My Health Record roadshow coming to Broome

From Saturday 25 to Wednesday 29 August, a team of My Health Record experts will be visiting Broome to inform the community about the benefits of My Health Record, and how to opt-out, if they wish.

The tour coincides with Shinju Matsuri, Festival of the Pearl which is a celebration of Broome’s rich multicultural history as a world-renowned pearling centre that is evident today in the diversity of its population.

WA Primary Health Alliance regional manager for the Kimberley, Andrew McGaw, said My Health Record will be of benefit to all Kimberley residents, regardless of their ancestry or country of birth.

“A patient’s cultural background can be a barrier when accessing health services due to medical terminology and language. In these situations, My Health Record will assist by providing the doctor with a concise summary of the patient’s key health information such as allergies and medications.”

“Over 30 per cent of the Kimberley’s population was born overseas and close to 50 per cent identifies as Indigenous. It can be a challenge for people for whom English is their second or even third language to explain their health history to a healthcare provider. My Health Record is a great tool for both patients and healthcare providers to rely on in such situations.

“Having a My Health Record has many advantages and it is easily accessible to authorised doctors, specialists, hospital staff and allied health professionals.

“It will be more convenient, not having to remember and repeat your medical history, including chronic conditions and medications, as all this information can be uploaded to the My Health Record by healthcare providers,” Mr McGaw said.

By the end of 2018, every Australian will have a digital My Health Record, unless they actively choose not to have one.

Having a My Health Record means that a summary of a person’s important health information like allergies, current conditions and treatments, medication details, pathology reports or diagnostic imaging reports can be digitally stored in one place.

To find an information session in your area, follow the My Health Record Facebook page or visit

People who want more information or who do not want a My Health Record can opt out by visiting or by calling 1800 723 471 for phone-based assistance.
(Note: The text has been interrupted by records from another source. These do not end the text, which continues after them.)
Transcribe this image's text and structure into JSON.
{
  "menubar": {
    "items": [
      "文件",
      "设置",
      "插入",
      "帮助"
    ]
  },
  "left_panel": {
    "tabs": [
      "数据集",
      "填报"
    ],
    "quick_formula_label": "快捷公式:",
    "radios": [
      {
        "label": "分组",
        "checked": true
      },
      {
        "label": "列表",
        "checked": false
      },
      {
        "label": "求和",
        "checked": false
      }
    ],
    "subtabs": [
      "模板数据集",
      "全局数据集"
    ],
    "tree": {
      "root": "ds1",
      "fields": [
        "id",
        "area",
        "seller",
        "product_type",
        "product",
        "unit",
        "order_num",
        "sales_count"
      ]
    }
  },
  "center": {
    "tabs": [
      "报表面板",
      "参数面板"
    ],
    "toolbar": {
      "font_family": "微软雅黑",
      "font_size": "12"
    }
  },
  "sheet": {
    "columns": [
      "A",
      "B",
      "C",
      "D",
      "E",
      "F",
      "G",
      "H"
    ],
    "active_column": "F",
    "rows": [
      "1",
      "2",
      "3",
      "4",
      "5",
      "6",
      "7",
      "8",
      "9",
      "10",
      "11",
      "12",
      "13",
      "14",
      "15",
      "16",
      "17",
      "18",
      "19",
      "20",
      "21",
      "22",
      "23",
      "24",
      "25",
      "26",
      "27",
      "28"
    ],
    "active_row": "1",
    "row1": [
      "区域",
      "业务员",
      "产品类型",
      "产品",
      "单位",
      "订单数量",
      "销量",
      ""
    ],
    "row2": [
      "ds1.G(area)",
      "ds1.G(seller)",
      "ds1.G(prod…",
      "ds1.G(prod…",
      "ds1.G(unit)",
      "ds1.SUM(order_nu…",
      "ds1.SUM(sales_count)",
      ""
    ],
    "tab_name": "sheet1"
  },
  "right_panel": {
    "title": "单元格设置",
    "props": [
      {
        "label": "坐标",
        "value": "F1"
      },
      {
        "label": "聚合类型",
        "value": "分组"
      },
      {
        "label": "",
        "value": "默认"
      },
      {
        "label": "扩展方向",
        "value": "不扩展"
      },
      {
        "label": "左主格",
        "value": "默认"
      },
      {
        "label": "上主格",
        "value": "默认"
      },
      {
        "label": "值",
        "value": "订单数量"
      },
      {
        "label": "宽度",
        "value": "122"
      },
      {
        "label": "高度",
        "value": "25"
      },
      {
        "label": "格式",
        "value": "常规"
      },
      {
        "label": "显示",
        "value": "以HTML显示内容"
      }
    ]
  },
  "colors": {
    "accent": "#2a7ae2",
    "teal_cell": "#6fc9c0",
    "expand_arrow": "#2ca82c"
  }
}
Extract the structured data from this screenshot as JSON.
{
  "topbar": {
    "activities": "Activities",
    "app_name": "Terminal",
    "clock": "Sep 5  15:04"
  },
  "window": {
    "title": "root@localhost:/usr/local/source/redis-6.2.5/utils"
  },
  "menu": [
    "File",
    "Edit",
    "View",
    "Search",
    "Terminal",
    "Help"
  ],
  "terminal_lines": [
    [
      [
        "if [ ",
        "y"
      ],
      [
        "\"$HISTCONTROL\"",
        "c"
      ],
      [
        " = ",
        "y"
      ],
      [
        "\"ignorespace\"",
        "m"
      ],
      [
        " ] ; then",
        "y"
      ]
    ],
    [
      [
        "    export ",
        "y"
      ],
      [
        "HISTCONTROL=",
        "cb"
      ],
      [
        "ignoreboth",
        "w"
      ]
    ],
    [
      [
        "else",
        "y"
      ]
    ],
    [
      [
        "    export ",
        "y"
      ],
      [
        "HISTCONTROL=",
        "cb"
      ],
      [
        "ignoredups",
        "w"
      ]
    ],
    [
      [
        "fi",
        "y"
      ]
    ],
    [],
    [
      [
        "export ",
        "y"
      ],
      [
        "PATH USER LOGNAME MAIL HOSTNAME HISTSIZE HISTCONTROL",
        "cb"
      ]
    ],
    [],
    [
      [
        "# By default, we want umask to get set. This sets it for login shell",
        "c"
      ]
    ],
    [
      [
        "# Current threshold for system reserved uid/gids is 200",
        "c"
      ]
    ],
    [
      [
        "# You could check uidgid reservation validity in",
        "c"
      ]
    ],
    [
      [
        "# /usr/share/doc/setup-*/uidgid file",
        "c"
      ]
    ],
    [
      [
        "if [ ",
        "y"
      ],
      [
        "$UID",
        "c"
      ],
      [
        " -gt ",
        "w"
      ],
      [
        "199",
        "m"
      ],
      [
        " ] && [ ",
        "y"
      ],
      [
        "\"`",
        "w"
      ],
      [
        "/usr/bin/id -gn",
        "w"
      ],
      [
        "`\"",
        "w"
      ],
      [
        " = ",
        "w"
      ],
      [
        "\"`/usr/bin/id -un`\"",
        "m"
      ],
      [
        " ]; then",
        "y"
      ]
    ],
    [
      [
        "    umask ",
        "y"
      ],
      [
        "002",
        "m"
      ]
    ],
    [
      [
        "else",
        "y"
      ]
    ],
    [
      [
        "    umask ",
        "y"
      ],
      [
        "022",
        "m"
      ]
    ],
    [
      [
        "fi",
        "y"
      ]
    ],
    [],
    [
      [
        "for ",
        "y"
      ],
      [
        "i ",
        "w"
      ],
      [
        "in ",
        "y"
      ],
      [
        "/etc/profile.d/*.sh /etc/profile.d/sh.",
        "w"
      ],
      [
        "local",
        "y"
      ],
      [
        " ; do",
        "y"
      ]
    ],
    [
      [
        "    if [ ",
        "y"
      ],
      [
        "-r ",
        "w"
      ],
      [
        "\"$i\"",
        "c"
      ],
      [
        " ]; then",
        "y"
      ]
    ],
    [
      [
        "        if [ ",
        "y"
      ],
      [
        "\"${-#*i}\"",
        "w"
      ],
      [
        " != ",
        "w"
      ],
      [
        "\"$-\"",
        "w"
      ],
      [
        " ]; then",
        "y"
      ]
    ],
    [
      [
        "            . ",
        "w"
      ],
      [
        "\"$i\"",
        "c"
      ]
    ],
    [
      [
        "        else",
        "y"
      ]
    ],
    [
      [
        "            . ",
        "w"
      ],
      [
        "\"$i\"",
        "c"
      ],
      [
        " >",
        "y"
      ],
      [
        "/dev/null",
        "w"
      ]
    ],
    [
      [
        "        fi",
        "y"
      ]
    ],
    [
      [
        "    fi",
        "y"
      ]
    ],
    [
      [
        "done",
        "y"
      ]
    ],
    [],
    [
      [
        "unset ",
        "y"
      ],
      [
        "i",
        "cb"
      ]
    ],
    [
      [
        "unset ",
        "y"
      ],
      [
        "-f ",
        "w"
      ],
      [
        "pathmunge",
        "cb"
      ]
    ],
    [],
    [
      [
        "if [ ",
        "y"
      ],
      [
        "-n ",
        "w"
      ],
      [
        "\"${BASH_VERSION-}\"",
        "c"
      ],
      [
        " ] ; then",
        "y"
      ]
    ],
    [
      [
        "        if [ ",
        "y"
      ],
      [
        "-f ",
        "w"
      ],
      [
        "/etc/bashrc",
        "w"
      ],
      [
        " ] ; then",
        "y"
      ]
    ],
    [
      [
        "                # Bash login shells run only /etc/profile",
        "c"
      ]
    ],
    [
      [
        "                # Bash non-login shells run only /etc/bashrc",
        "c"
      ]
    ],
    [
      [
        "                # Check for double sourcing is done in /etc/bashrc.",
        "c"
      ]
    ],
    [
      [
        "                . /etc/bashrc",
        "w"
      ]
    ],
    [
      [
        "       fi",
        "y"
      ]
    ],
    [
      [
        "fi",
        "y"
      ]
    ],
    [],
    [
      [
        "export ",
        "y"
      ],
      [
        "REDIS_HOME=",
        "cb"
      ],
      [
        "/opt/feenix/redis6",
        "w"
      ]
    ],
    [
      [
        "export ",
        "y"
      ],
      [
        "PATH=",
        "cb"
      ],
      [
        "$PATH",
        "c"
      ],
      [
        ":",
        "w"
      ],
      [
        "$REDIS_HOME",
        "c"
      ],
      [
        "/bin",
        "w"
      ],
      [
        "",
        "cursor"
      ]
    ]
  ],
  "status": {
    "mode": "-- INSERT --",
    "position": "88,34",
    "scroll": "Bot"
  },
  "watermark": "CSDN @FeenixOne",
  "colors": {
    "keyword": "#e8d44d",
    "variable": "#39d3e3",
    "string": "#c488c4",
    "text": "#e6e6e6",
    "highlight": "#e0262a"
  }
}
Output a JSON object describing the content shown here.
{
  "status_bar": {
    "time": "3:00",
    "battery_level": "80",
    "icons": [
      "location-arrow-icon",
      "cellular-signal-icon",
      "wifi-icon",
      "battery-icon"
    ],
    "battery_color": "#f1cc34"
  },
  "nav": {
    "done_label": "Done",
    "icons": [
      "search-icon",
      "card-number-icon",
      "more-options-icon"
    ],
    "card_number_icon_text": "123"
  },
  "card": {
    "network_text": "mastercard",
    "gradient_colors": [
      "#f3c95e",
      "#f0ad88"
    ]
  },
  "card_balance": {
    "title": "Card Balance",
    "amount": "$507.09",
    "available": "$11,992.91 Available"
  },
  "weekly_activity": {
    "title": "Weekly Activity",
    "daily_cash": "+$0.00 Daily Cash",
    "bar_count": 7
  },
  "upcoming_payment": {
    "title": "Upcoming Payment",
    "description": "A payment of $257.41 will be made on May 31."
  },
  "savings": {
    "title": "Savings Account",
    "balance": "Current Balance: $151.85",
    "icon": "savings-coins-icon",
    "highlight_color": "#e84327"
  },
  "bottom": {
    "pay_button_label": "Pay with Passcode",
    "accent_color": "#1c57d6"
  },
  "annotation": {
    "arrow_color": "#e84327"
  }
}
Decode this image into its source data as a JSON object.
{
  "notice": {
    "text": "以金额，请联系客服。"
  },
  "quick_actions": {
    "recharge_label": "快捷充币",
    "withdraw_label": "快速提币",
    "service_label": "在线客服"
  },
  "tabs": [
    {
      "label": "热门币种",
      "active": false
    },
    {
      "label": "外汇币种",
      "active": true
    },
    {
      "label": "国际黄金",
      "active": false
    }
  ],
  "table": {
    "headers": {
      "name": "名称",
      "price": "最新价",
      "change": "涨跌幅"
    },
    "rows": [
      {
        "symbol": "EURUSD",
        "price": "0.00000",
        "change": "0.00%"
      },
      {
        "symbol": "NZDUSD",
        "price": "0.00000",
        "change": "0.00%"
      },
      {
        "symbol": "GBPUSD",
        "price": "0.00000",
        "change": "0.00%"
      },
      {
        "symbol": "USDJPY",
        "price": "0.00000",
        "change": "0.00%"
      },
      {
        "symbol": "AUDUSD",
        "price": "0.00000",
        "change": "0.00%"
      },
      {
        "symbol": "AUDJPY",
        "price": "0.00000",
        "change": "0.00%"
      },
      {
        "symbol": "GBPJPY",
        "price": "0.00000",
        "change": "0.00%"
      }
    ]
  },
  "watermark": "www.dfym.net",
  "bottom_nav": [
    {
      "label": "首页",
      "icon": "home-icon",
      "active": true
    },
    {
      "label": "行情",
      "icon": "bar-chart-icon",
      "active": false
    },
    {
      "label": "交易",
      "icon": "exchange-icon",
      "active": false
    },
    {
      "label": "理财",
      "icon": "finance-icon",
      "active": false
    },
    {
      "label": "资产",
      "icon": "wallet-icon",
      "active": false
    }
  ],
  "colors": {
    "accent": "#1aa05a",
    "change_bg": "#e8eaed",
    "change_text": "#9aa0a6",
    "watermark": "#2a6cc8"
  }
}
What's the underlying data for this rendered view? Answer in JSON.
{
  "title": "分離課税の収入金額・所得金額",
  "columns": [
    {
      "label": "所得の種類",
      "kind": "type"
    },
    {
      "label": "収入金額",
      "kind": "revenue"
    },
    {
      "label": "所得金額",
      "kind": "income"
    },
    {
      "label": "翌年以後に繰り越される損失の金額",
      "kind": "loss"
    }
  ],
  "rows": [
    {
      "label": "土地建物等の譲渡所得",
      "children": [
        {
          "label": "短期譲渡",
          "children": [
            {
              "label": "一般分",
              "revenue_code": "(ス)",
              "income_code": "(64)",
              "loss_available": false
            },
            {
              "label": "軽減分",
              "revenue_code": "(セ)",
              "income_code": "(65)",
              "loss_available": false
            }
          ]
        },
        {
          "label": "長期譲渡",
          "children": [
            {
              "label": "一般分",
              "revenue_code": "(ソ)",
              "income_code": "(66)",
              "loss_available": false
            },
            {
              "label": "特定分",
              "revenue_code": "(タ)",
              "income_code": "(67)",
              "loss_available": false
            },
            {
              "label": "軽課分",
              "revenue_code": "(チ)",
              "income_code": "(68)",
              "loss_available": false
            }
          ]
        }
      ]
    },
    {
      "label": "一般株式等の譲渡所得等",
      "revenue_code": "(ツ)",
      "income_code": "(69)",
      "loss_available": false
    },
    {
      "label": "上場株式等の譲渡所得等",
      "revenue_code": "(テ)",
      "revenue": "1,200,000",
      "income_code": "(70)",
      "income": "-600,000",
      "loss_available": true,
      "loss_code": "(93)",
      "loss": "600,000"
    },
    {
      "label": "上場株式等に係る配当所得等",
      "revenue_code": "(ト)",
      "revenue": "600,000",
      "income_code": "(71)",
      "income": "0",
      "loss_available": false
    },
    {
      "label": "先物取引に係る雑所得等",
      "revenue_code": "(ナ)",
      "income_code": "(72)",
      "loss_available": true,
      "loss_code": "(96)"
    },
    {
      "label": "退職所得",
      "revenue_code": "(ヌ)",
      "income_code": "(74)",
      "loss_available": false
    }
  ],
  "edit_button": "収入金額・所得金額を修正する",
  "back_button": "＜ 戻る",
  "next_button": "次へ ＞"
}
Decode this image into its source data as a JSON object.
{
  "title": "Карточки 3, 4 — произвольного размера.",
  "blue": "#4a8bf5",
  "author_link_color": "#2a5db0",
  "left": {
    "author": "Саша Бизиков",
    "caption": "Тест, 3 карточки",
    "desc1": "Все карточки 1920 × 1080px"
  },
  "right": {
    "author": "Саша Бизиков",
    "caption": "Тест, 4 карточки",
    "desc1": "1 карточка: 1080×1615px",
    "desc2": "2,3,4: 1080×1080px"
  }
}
Additional support is available to Aboriginal and Torres Strait Islanders, people from non-English speaking backgrounds, people with limited digital literacy, and those living in rural and remote regions.

Information in your language
Information about My Health Record is available in multiple languages and can be accessed here


My Health Record events
Saturday 25 August:
My Health Record Stall at Shinju Matsuri festival, including;
Court House Market in Broome

Sunday 26 August:
My Health Record Stall at Shinju Matsuri festival, including;
Mardi Gras Parade, Weld St to Male Oval, Broome

Monday 27 August:
My Health Record Stall at Shinju Matsuri festival, including;
A View to Asia Sculptures, Cable Beach
Pets in the Park, Broome Civic Centre Lawns

Tuesday 28 August:
My Health Record Stall at Shinju Matsuri festival, including;
Presentation at Senior Citizen Morning Tea, Broome
Staircase to the Moon markets, Lions Pioneer Park, Broome

Wednesday 29 August:
My Health Record Stall at Shopping Centre, Broome


For more information:
Fiona Clark – WA Primary Health Alliance Media Contact
0437 563 735 –

Nienke Rozendaal – My Health Record WA Communication Coordinator
(08) 6278 7942 – 0429 680 167 –


About WA Primary Health Alliance: WA Primary Health Alliance oversees the strategic commissioning functions of the Perth North, Perth South and Country WA Primary Health Networks (PHNs). The WA PHNs are three of 31 PHNs established by the Australian Government nationally to increase the efficiency and effectiveness of medical services for the community. We work across the WA healthcare system with doctors, allied health professionals, Area Health Services and service providers to improve the coordination of care for people who are at risk of poor health outcomes. For more information, visit